Jews in Unna before the Seizure of Power

The oldest evidence of Jewish life can be found in the city’s history in 1336:

Margrave Adolf II allowed the Jew Samuel to settle in Unna for eight years. At the beginning of the 15th century there was an upswing in Jewish life in Westphalia, but in the second half of the 17th century only seven Jewish families lived in Unna.

In 1885, 146 Jews lived in Unna and the first synagogue in Unna was mentioned in the city books. It was completely burned down in 1938.

In 1901 the first graves were desecrated in the Jewish cemetery on Massener Straße. Nevertheless, Jews in Unna were integrated into the community as citizens, some Jews also took part in the First World War and were even decorated.

After the turn of the century, several Jewish associations emerged, such as the local association “for Jewish history and literature” founded in 1902 and a local group of the “Association for Liberal Judaism” in 1909. She was even active until 1936. In 1920 there was also a local group of the “Zionist Association for Germany” in Unna.

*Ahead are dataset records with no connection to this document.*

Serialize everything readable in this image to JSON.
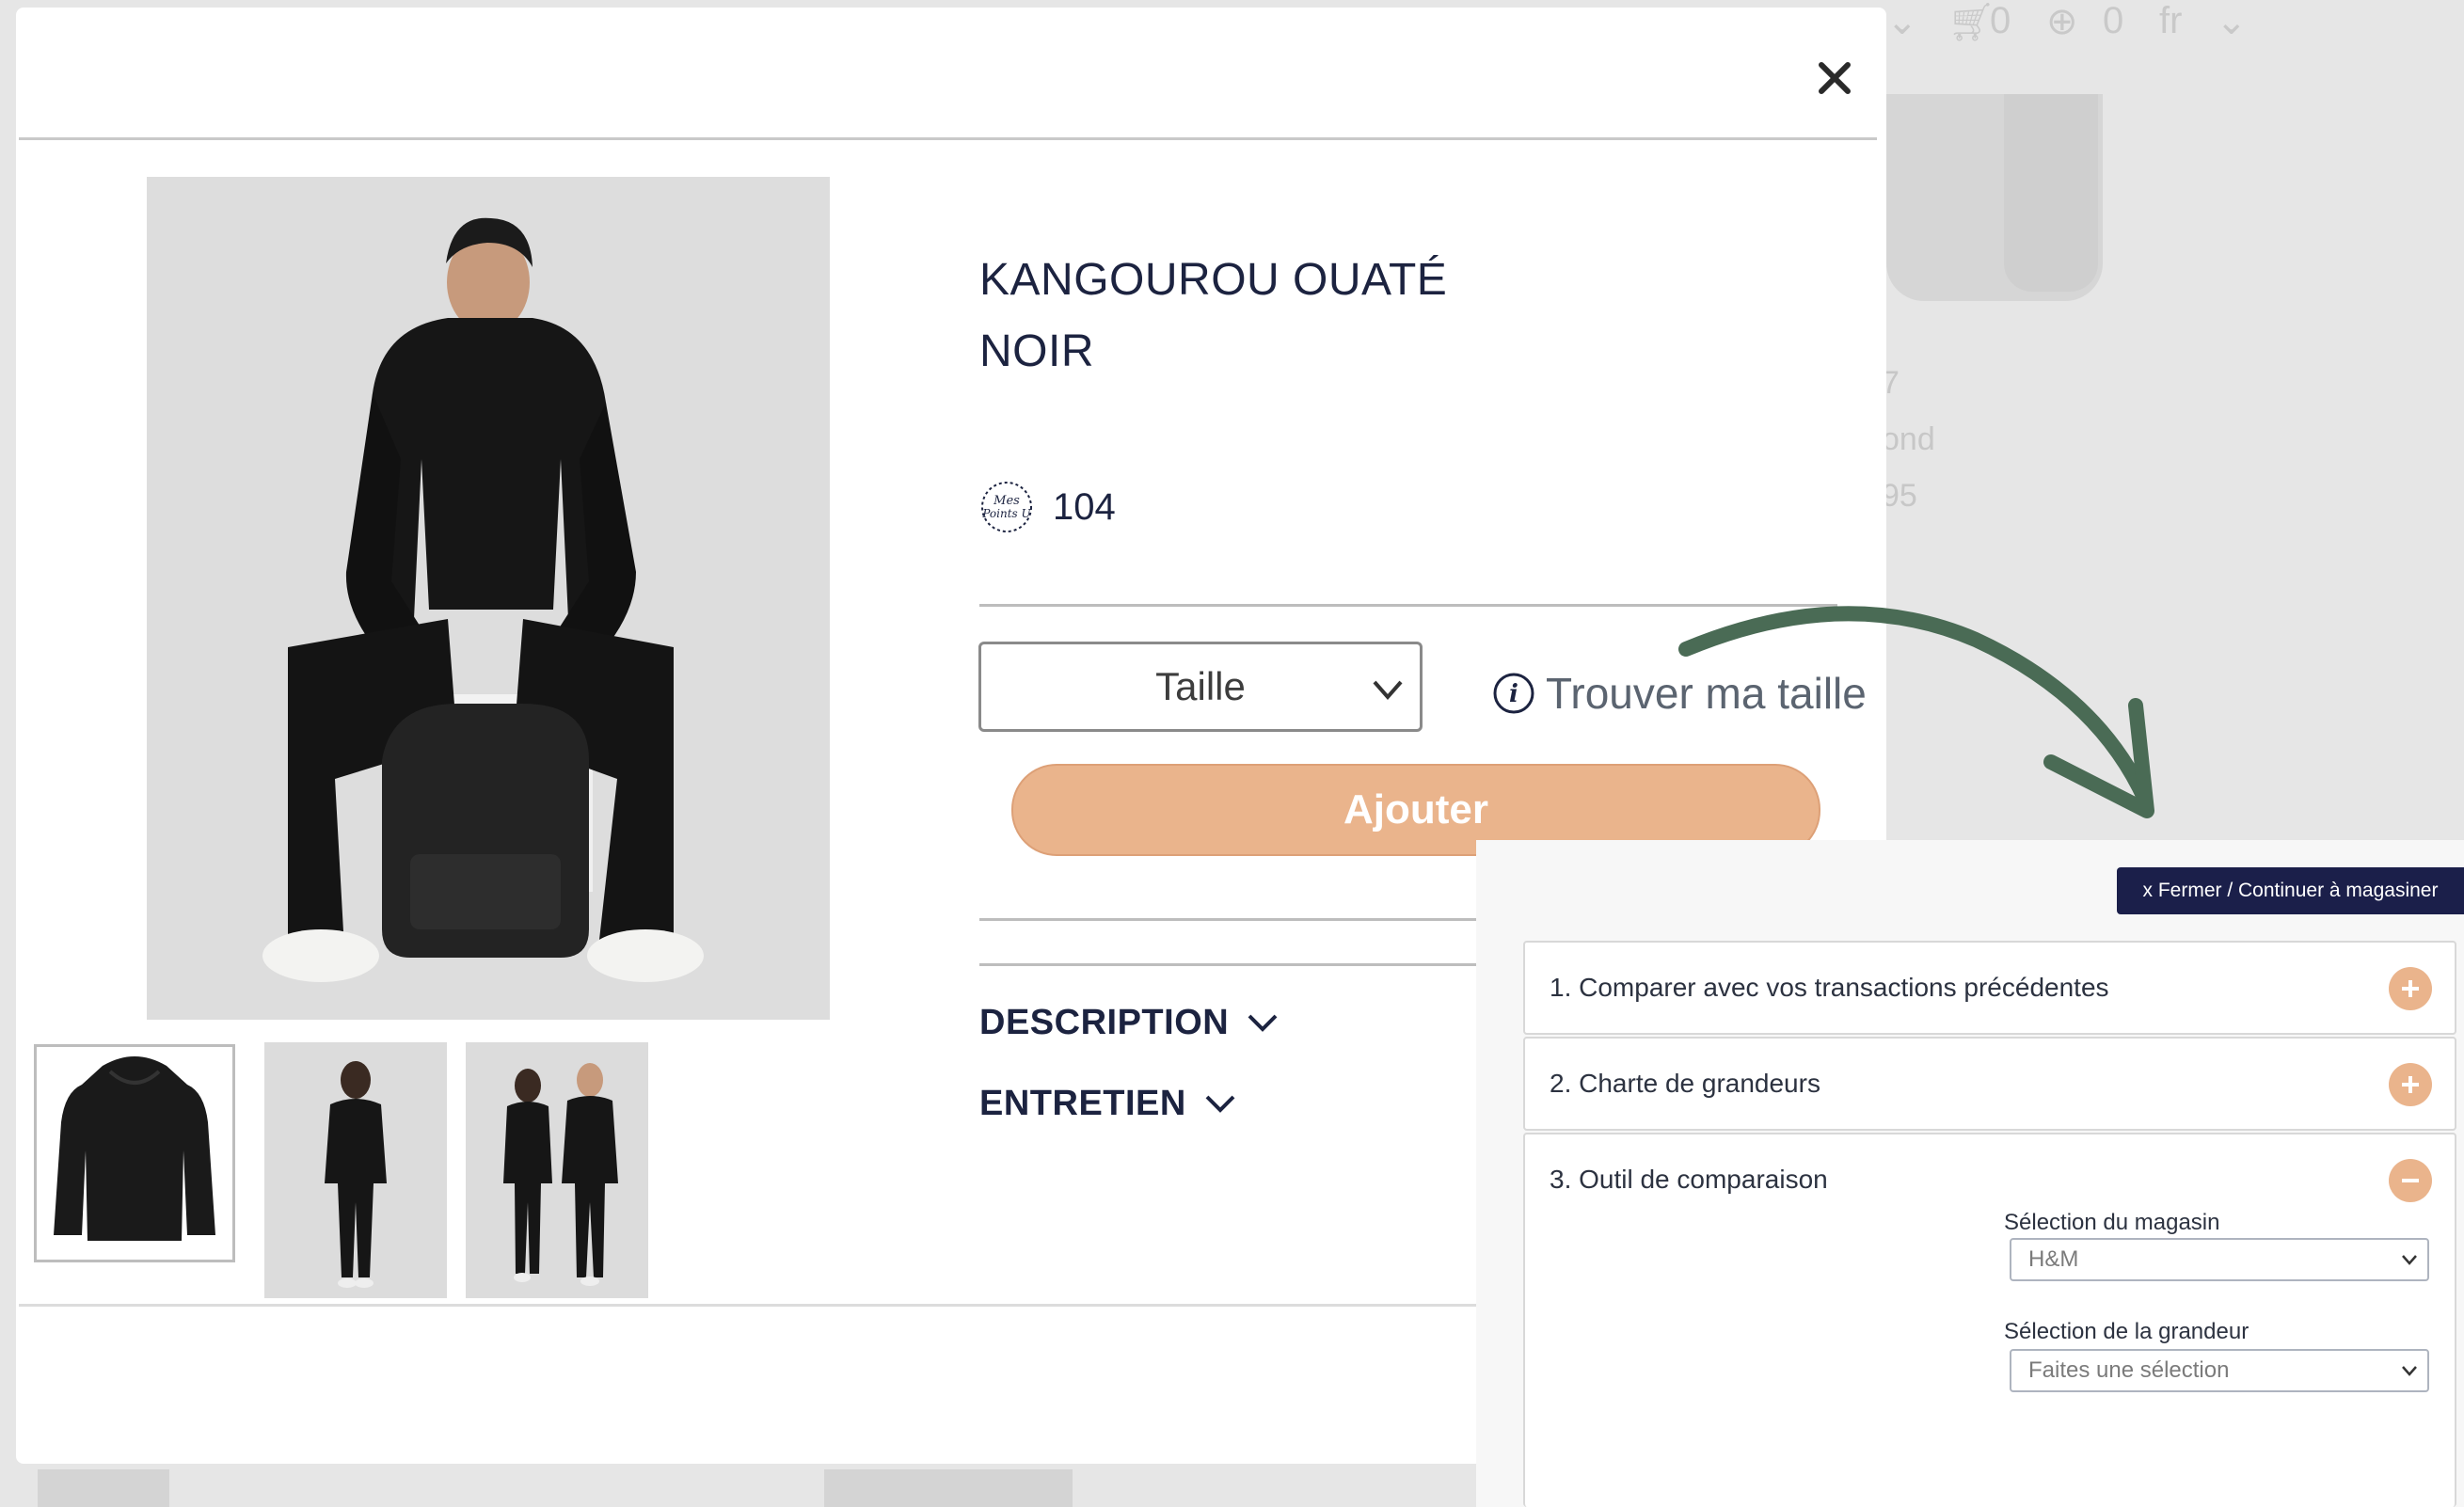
{
  "background": {
    "cart_count": "0",
    "points_count": "0",
    "language": "fr",
    "text_lines": [
      "7",
      "ond",
      "95"
    ]
  },
  "modal": {
    "close_icon": "close-icon",
    "product": {
      "title_line1": "KANGOUROU OUATÉ",
      "title_line2": "NOIR",
      "points_icon": "mes-points-u-badge-icon",
      "points": "104"
    },
    "size_select": {
      "value": "Taille",
      "icon": "chevron-down-icon"
    },
    "find_size": {
      "icon": "info-icon",
      "label": "Trouver ma taille"
    },
    "add_button": "Ajouter",
    "accordions": [
      {
        "label": "DESCRIPTION",
        "icon": "chevron-down-icon"
      },
      {
        "label": "ENTRETIEN",
        "icon": "chevron-down-icon"
      }
    ],
    "thumbnails": [
      "hoodie-front",
      "model-woman",
      "couple"
    ]
  },
  "panel": {
    "close_label": "x Fermer / Continuer à magasiner",
    "sections": [
      {
        "label": "1. Comparer avec vos transactions précédentes",
        "state": "collapsed"
      },
      {
        "label": "2. Charte de grandeurs",
        "state": "collapsed"
      },
      {
        "label": "3. Outil de comparaison",
        "state": "expanded"
      }
    ],
    "store_select": {
      "label": "Sélection du magasin",
      "value": "H&M"
    },
    "size_select": {
      "label": "Sélection de la grandeur",
      "value": "Faites une sélection"
    }
  },
  "colors": {
    "accent": "#eab48c",
    "navy": "#1c2340",
    "panel_button": "#1b1f4a",
    "arrow": "#4a6b55"
  }
}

At the beginning of 1933 about one percent of the inhabitants of Unna were Jewish: there were 156 Jews in Unna.

As early as March 28, 1933, major anti-Semitic riots broke out in Unna.

The names of all Jews from Unna who died during the Nazi era are impressively immortalized in the newly built synagogue of the community “haKochaw”.